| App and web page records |
╔══

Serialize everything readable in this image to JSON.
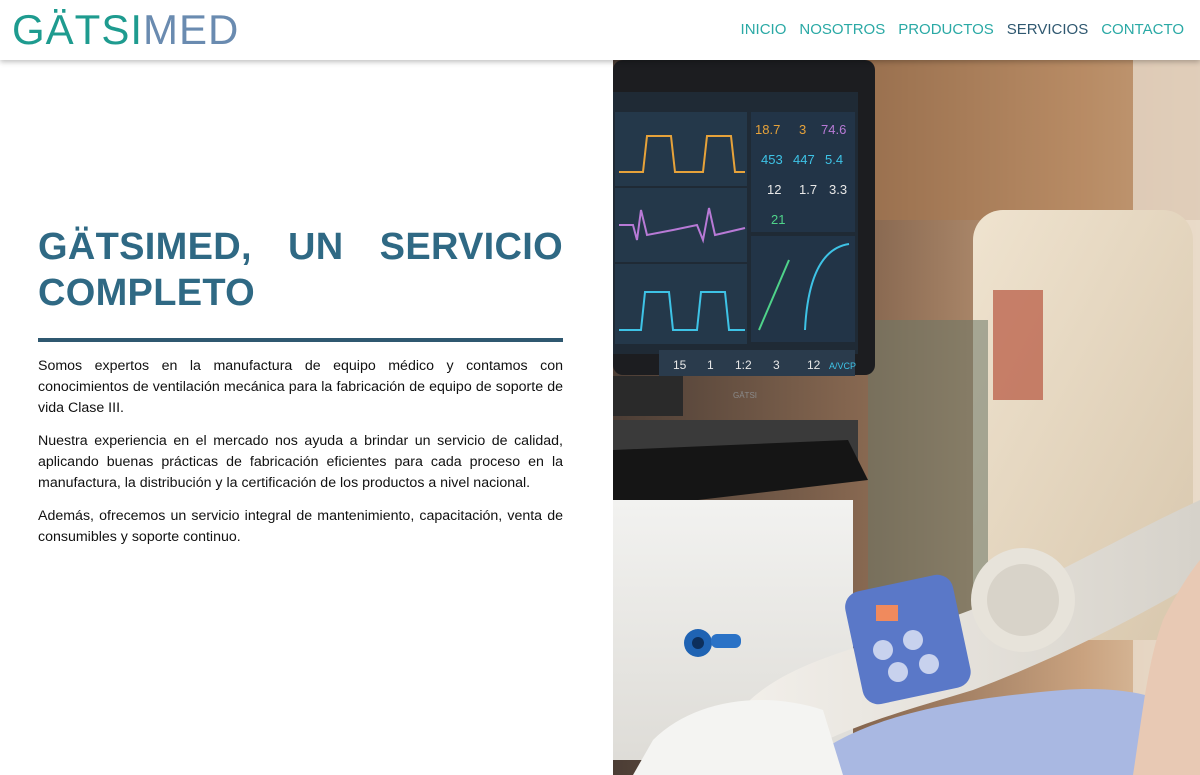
{
  "brand": {
    "logo_part1": "GÄTSI",
    "logo_part2": "MED"
  },
  "nav": {
    "items": [
      {
        "label": "INICIO",
        "active": false
      },
      {
        "label": "NOSOTROS",
        "active": false
      },
      {
        "label": "PRODUCTOS",
        "active": false
      },
      {
        "label": "SERVICIOS",
        "active": true
      },
      {
        "label": "CONTACTO",
        "active": false
      }
    ]
  },
  "main": {
    "title": "GÄTSIMED, UN SERVICIO COMPLETO",
    "paragraphs": [
      "Somos expertos en la manufactura de equipo médico y contamos con conocimientos de ventilación mecánica para la fabricación de equipo de soporte de vida Clase III.",
      "Nuestra experiencia en el mercado nos ayuda a brindar un servicio de calidad, aplicando buenas prácticas de fabricación eficientes para cada proceso en la manufactura, la distribución y la certificación de los productos a nivel nacional.",
      "Además, ofrecemos un servicio integral de mantenimiento, capacitación, venta de consumibles y soporte continuo."
    ]
  },
  "monitor": {
    "values": [
      "18.7",
      "3",
      "74.6",
      "453",
      "447",
      "5.4",
      "12",
      "1.7",
      "3.3",
      "21"
    ],
    "bottom": [
      "15",
      "1",
      "1:2",
      "3",
      "12",
      "A/VCP"
    ],
    "device_label": "GÄTSI"
  },
  "colors": {
    "accent": "#2f6984",
    "rule": "#2f5870",
    "nav": "#2aa9a5",
    "nav_active": "#2f5870",
    "logo_primary": "#1e9b8f",
    "logo_secondary": "#6a8bb0"
  }
}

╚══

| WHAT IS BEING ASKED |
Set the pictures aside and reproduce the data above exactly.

| RESULT FOR THIS EXERCISE |
Serialize everything readable in this image to JSON.
{
  "brand": {
    "logo_part1": "GÄTSI",
    "logo_part2": "MED"
  },
  "nav": {
    "items": [
      {
        "label": "INICIO",
        "active": false
      },
      {
        "label": "NOSOTROS",
        "active": false
      },
      {
        "label": "PRODUCTOS",
        "active": false
      },
      {
        "label": "SERVICIOS",
        "active": true
      },
      {
        "label": "CONTACTO",
        "active": false
      }
    ]
  },
  "main": {
    "title": "GÄTSIMED, UN SERVICIO COMPLETO",
    "paragraphs": [
      "Somos expertos en la manufactura de equipo médico y contamos con conocimientos de ventilación mecánica para la fabricación de equipo de soporte de vida Clase III.",
      "Nuestra experiencia en el mercado nos ayuda a brindar un servicio de calidad, aplicando buenas prácticas de fabricación eficientes para cada proceso en la manufactura, la distribución y la certificación de los productos a nivel nacional.",
      "Además, ofrecemos un servicio integral de mantenimiento, capacitación, venta de consumibles y soporte continuo."
    ]
  },
  "monitor": {
    "values": [
      "18.7",
      "3",
      "74.6",
      "453",
      "447",
      "5.4",
      "12",
      "1.7",
      "3.3",
      "21"
    ],
    "bottom": [
      "15",
      "1",
      "1:2",
      "3",
      "12",
      "A/VCP"
    ],
    "device_label": "GÄTSI"
  },
  "colors": {
    "accent": "#2f6984",
    "rule": "#2f5870",
    "nav": "#2aa9a5",
    "nav_active": "#2f5870",
    "logo_primary": "#1e9b8f",
    "logo_secondary": "#6a8bb0"
  }
}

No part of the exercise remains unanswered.